Frequently Asked Questions

What is PPE?

PPE stands for “Personal Protective Equipment”, and refers to any piece of equipment such as site workwear designed to protect you from hazards you may be exposed to whilst at work. This can include physical dangers such as falling objects, as well as exposure to chemical, radiological, electrical hazards and more.

You’ll need different levels of PPE depending on your work environment, but for purposes such as warehouse or roofing work, adequate protective goggles, gloves, headwear, and shoes may be enough.

What are the Four Levels of PPE?

PPE is divided into four primary categories of personal protective equipment, based on the level of danger one may be exposed to. It's important to understand the differences between these and purchase equipment suitable for your work. 

Level A is required for the most hazardous work environments, including self-contained breathing apparatus, a full suit to protect against chemical exposure, inner and outer gloves and safety boots.

Level B is a step below Level A, still requiring the maximum protection afforded by breathing apparatus but without the need for as comprehensive protection for one’s skin and eyes.

Level C PPE should be worn in a highly hazardous environment but with less stringent requirements for personal protective equipment or site workwear than Levels A or B. You’re still required to wear air purification masks as a precaution against airborne hazards along with chemical-resistant clothing and safety footwear.

Level D is the most commonly used level of PPE – primarily used in the construction industry by tradespeople to keep themselves safe from hazards faced whilst working. Level D PPE regulations require only that coveralls along with safety shoes are worn.

What Should You Check Before Using PPE?

There are a number of things you should check every time you use your safety workwear or other forms of PPE. Ensuring that there’s no damage to your site workwear will help keep you safe, as damaged equipment such as safety boots with holes in them will not provide the same level of protection.

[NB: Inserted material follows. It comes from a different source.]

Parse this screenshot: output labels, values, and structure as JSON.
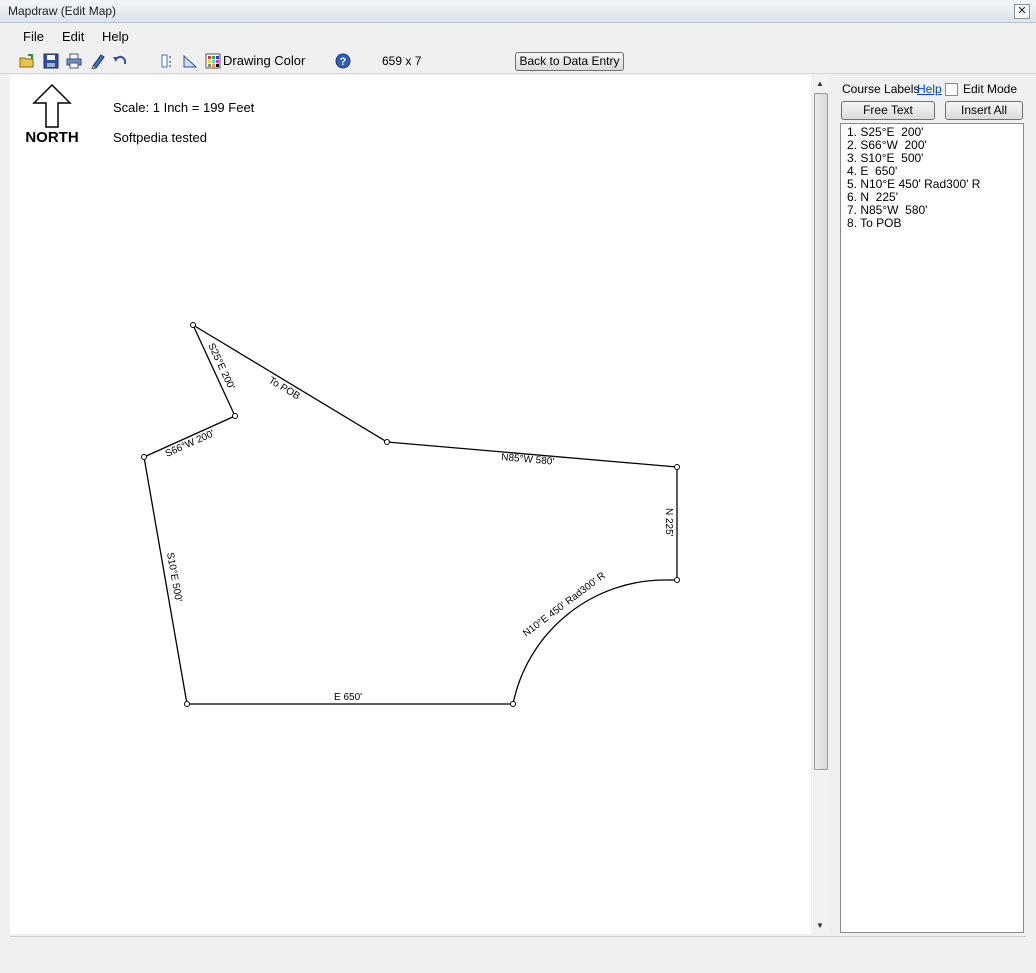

As well as this, there are some legal requirements for PPE that an employer should check for, including:

  • Was it purchased from a Registered Safety Supplier (RSS)?
  • Is the CE logo present, along with a four-digit number for high-risk products such as respirators?
  • Were clear, understandable instructions for using the equipment provided with the product?
  • Is the name and address of the manufacturer included in the instructions?

What Should You Do If Your PPE is Damaged?

If your safety workwear is damaged, you should replace it immediately, as damaged PPE will not protect you as well as site workwear in better condition. Report any damage or defects you notice to your employer immediately so they can replace the item of PPE and prevent anyone from being exposed to unnecessary danger wearing it.

What PPE is Required on a Construction Site?

While exactly what safety workwear is required when working on a construction site depends on your employer as well as the unique hazards of your work, there are four legally-required protections:

  • Head protection such as a hard hat
  • Foot protection such as safety shoes
  • Hi-Vis clothing such as a vest 
  • Body protection such as coveralls

Can I Wear Shorts On-site?

There are currently no laws or regulations that prohibit wearing shorts when working on a construction site. However, you will need to adhere to your employer’s rules and policies around safety workwear and PPE which may not allow shorts on-site.

Are employers required to pay for safety workwear?

Yes they are, in accordance with section 9 of the Health and Safety at Work etc Act 1974, employers are required to provide employees with all necessary personal protective equipment such as eye protection and safety footwear.